Prepaid calling cards may seem like a great value, claiming to provide hundreds of minutes for a few dollars. However many phone cards are so rife with fees and service charges that they deliver far fewer minutes than advertised. Better Business Bureau offers advice on how to get the most out of a prepaid phone card while avoiding getting ripped off.
Prepaid phone cards are widely available at stores, newsstands, and online. Some cards are meant for one-time use and can be thrown away when the minutes are used up. Others can be recharged and have more minutes added by using a credit card. According to the Federal Trade Commission (FTC), prepaid phone cards are a $4 billion per year industry. However, a 2007 survey by the Hispanic Institute found that prepaid phone cards delivered only 60 percent of the minutes promised and that fraudulent phone cards were swindling people out of about $1 million every day.
“Many people rely on prepaid phone cards as an inexpensive and easy way to stay in touch with loved ones here and in other countries,” said Steve Cox, BBB spokesperson. “Not all cards are created equal though, and many are deceiving customers with promises of hundreds of minutes that are ultimately whittled away by numerous and exorbitant fees.”

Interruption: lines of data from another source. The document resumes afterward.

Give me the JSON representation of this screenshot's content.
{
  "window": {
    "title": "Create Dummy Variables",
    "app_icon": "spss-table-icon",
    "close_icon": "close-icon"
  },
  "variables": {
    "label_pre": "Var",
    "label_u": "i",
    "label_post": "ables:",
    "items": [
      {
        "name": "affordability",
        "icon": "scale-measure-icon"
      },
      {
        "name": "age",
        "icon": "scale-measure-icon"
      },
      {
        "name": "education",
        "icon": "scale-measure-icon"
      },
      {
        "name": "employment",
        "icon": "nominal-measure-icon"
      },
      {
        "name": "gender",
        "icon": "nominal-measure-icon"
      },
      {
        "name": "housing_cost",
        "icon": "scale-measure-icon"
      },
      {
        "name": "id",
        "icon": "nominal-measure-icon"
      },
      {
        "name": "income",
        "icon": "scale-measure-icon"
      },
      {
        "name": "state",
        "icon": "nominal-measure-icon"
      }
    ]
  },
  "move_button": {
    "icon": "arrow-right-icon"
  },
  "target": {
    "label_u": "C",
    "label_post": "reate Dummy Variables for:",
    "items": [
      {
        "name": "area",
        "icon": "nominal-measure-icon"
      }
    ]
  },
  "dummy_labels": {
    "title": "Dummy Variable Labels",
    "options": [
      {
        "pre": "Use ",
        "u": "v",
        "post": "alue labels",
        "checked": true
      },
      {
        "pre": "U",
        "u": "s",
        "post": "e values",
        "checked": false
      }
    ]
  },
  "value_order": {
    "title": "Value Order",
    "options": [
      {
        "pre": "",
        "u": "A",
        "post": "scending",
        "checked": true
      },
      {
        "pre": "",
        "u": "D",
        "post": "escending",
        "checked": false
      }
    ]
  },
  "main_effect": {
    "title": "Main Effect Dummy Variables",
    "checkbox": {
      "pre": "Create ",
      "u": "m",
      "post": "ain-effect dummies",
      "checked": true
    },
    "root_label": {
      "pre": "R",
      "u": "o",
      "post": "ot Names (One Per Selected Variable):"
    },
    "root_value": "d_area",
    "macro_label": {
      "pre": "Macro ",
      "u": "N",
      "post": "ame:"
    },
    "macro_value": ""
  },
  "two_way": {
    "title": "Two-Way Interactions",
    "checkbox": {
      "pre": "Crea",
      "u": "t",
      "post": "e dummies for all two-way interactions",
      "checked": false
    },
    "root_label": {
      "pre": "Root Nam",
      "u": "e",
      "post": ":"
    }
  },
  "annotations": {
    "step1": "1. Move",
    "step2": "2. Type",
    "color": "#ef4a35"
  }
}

As part of a national crackdown on the prepaid phone card industry, the FTC has already gone after several companies for deceiving customers. Allegations against companies include lying about the amount of minutes available on cards and failing to disclose the cost of maintenance fees. In one example, a card from Diamond Phone Card, Inc., claimed to deliver 400 minutes to Mexico but provided only 106 minutes of calling time after fees and service charges were assessed.
BBB offers the following advice for getting the most for your money when buying a prepaid phone card:

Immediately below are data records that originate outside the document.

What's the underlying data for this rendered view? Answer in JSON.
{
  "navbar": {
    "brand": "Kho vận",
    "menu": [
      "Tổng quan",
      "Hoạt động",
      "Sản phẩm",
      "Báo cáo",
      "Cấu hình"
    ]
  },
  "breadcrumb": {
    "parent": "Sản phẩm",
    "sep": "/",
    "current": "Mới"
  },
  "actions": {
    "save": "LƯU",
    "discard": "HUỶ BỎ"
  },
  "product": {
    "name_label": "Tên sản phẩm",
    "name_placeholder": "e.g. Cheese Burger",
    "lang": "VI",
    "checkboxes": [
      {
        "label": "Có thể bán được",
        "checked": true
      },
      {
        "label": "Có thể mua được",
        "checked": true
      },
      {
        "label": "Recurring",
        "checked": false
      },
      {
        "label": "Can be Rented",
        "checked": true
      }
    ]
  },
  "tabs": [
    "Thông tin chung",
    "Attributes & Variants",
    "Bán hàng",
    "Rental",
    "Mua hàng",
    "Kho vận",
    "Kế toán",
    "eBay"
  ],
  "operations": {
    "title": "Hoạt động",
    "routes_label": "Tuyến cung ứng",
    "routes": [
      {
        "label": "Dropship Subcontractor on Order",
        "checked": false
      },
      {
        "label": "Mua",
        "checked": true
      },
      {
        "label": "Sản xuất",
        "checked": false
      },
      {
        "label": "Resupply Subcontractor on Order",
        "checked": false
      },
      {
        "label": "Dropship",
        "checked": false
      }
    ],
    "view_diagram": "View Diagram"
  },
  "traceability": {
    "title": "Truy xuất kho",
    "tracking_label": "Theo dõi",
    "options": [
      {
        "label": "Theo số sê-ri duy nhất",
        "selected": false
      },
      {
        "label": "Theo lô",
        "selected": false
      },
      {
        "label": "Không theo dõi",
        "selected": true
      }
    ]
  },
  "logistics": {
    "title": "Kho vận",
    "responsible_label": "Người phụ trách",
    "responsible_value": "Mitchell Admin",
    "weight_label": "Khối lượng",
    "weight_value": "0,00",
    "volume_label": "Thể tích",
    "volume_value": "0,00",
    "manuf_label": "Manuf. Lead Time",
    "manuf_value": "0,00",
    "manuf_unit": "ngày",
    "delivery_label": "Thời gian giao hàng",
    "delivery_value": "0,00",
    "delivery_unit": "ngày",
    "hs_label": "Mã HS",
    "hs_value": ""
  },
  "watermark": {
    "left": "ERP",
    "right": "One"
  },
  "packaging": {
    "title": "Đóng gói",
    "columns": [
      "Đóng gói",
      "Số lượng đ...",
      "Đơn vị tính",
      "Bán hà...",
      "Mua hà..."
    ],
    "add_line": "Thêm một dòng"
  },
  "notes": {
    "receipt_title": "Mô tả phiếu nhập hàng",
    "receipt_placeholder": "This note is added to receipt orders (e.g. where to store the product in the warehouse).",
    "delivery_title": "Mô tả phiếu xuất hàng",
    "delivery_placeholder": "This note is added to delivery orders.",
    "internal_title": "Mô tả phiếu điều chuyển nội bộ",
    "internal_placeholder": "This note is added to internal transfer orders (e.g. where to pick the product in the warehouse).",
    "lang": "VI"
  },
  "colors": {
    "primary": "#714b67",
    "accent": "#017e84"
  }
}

• Read the disclosures about expiration dates, surcharges, maintenance fees and any fees that might vary based on where you are calling to and calling from.
• Find out the rates for both domestic and international calls. Be wary if the rates aren’t posted on the card or with associated advertising or displays.

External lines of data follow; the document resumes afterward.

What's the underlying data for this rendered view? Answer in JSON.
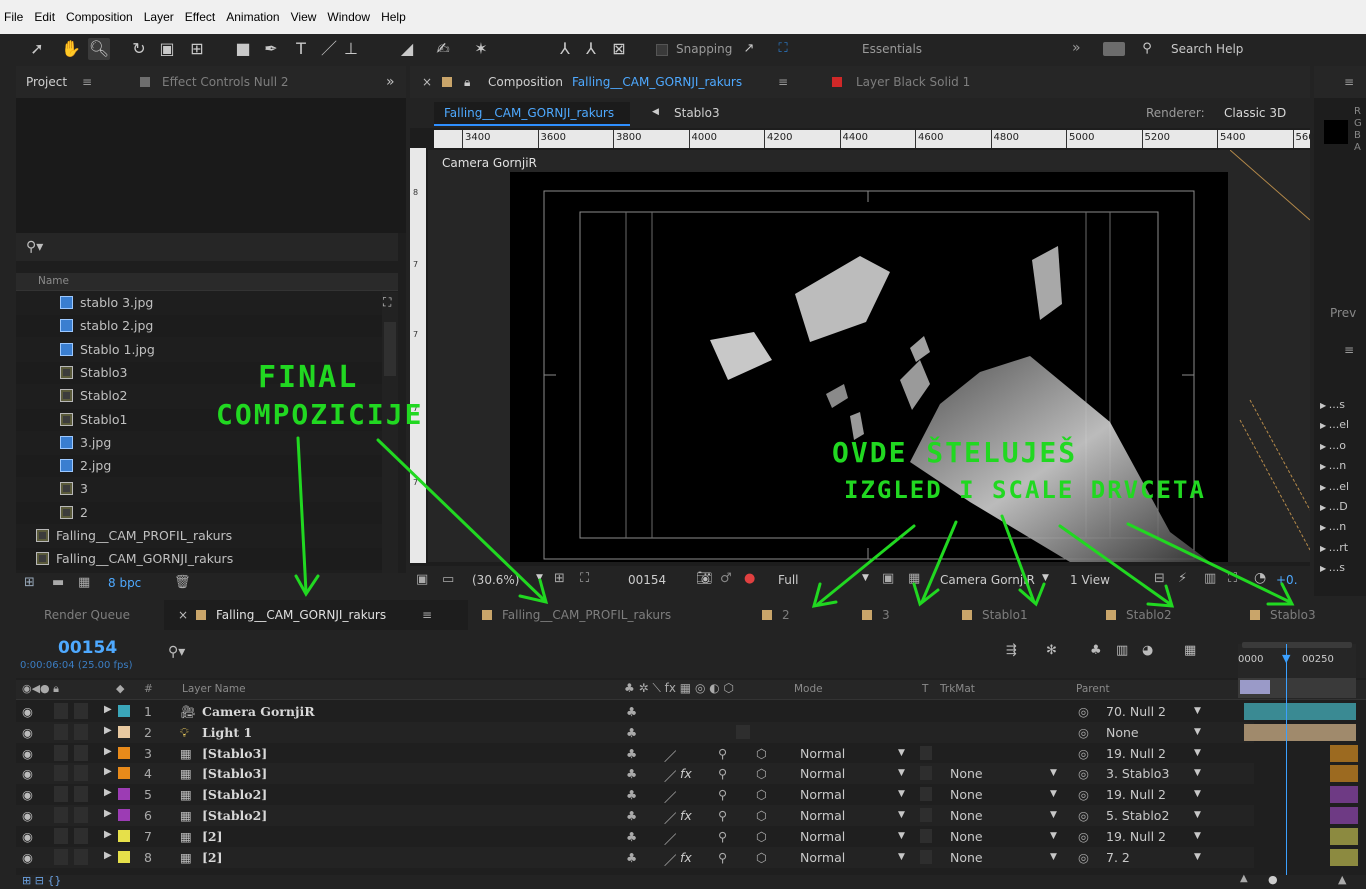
{
  "menu": [
    "File",
    "Edit",
    "Composition",
    "Layer",
    "Effect",
    "Animation",
    "View",
    "Window",
    "Help"
  ],
  "toolbar": {
    "snapping": "Snapping",
    "workspace": "Essentials",
    "search": "Search Help",
    "more": "»"
  },
  "project": {
    "tab": "Project",
    "tab2": "Effect Controls Null 2",
    "column_name": "Name",
    "items": [
      {
        "name": "stablo 3.jpg",
        "type": "image",
        "indent": true
      },
      {
        "name": "stablo 2.jpg",
        "type": "image",
        "indent": true
      },
      {
        "name": "Stablo 1.jpg",
        "type": "image",
        "indent": true
      },
      {
        "name": "Stablo3",
        "type": "comp",
        "indent": true
      },
      {
        "name": "Stablo2",
        "type": "comp",
        "indent": true
      },
      {
        "name": "Stablo1",
        "type": "comp",
        "indent": true
      },
      {
        "name": "3.jpg",
        "type": "image",
        "indent": true
      },
      {
        "name": "2.jpg",
        "type": "image",
        "indent": true
      },
      {
        "name": "3",
        "type": "comp",
        "indent": true
      },
      {
        "name": "2",
        "type": "comp",
        "indent": true
      },
      {
        "name": "Falling__CAM_PROFIL_rakurs",
        "type": "comp",
        "indent": false
      },
      {
        "name": "Falling__CAM_GORNJI_rakurs",
        "type": "comp",
        "indent": false
      }
    ],
    "bpc": "8 bpc"
  },
  "composition": {
    "tab_prefix": "Composition",
    "tab_name": "Falling__CAM_GORNJI_rakurs",
    "tab2": "Layer Black Solid 1",
    "breadcrumb1": "Falling__CAM_GORNJI_rakurs",
    "breadcrumb2": "Stablo3",
    "renderer_label": "Renderer:",
    "renderer_value": "Classic 3D",
    "ruler": [
      "3400",
      "3600",
      "3800",
      "4000",
      "4200",
      "4400",
      "4600",
      "4800",
      "5000",
      "5200",
      "5400",
      "560"
    ],
    "camera_label": "Camera GornjiR",
    "zoom": "(30.6%)",
    "frame": "00154",
    "quality": "Full",
    "view_camera": "Camera GornjiR",
    "views": "1 View",
    "exposure": "+0."
  },
  "right_panel": {
    "channels": [
      "R",
      "G",
      "B",
      "A"
    ],
    "prev": "Prev",
    "items": [
      "...s",
      "...el",
      "...o",
      "...n",
      "...el",
      "...D",
      "...n",
      "...rt",
      "...s"
    ]
  },
  "timeline": {
    "tabs": [
      {
        "label": "Render Queue",
        "color": ""
      },
      {
        "label": "Falling__CAM_GORNJI_rakurs",
        "color": "#c9a56a",
        "active": true
      },
      {
        "label": "Falling__CAM_PROFIL_rakurs",
        "color": "#c9a56a"
      },
      {
        "label": "2",
        "color": "#c9a56a"
      },
      {
        "label": "3",
        "color": "#c9a56a"
      },
      {
        "label": "Stablo1",
        "color": "#c9a56a"
      },
      {
        "label": "Stablo2",
        "color": "#c9a56a"
      },
      {
        "label": "Stablo3",
        "color": "#c9a56a"
      }
    ],
    "timecode": "00154",
    "timecode_sub": "0:00:06:04 (25.00 fps)",
    "ruler_start": "0000",
    "ruler_mark": "00250",
    "headers": {
      "hash": "#",
      "layer_name": "Layer Name",
      "mode": "Mode",
      "t": "T",
      "trkmat": "TrkMat",
      "parent": "Parent"
    },
    "layers": [
      {
        "num": "1",
        "name": "Camera GornjiR",
        "color": "#3aa6b9",
        "kind": "camera",
        "mode": "",
        "trkmat": "",
        "parent": "70. Null 2",
        "fx": false,
        "bar": "#3a8a93"
      },
      {
        "num": "2",
        "name": "Light 1",
        "color": "#e8c9a0",
        "kind": "light",
        "mode": "",
        "trkmat": "",
        "parent": "None",
        "fx": false,
        "bar": "#a08a6c"
      },
      {
        "num": "3",
        "name": "[Stablo3]",
        "color": "#e88a1a",
        "kind": "comp",
        "mode": "Normal",
        "trkmat": "",
        "parent": "19. Null 2",
        "fx": false,
        "bar": "#9c6a20"
      },
      {
        "num": "4",
        "name": "[Stablo3]",
        "color": "#e88a1a",
        "kind": "comp",
        "mode": "Normal",
        "trkmat": "None",
        "parent": "3. Stablo3",
        "fx": true,
        "bar": "#9c6a20"
      },
      {
        "num": "5",
        "name": "[Stablo2]",
        "color": "#9c3cb4",
        "kind": "comp",
        "mode": "Normal",
        "trkmat": "None",
        "parent": "19. Null 2",
        "fx": false,
        "bar": "#6e3a84"
      },
      {
        "num": "6",
        "name": "[Stablo2]",
        "color": "#9c3cb4",
        "kind": "comp",
        "mode": "Normal",
        "trkmat": "None",
        "parent": "5. Stablo2",
        "fx": true,
        "bar": "#6e3a84"
      },
      {
        "num": "7",
        "name": "[2]",
        "color": "#e6e04a",
        "kind": "comp",
        "mode": "Normal",
        "trkmat": "None",
        "parent": "19. Null 2",
        "fx": false,
        "bar": "#8c8a40"
      },
      {
        "num": "8",
        "name": "[2]",
        "color": "#e6e04a",
        "kind": "comp",
        "mode": "Normal",
        "trkmat": "None",
        "parent": "7. 2",
        "fx": true,
        "bar": "#8c8a40"
      }
    ]
  },
  "annotations": {
    "a1": "FINAL",
    "a2": "COMPOZICIJE",
    "a3": "OVDE ŠTELUJEŠ",
    "a4": "IZGLED I SCALE DRVCETA"
  }
}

• Compare rates, but don’t be immediately sold by a low rate. Very low rates may be enticing, but they should also serve as a red flag that the card may not deliver the number of promised minutes.
• The card should come in sealed packaging that has not been tampered with, or should have a personal identification number (PIN) that is not visible or revealed – make sure the protective coating covering PINs has not been scratched off. Cards and packaging that have been tampered with run the risk of having had the identification numbers stolen and used before a buyer can use the card.
• Always check out the phone card company with BBB first at bbb.org to make sure it has a good reputation for satisfying customers.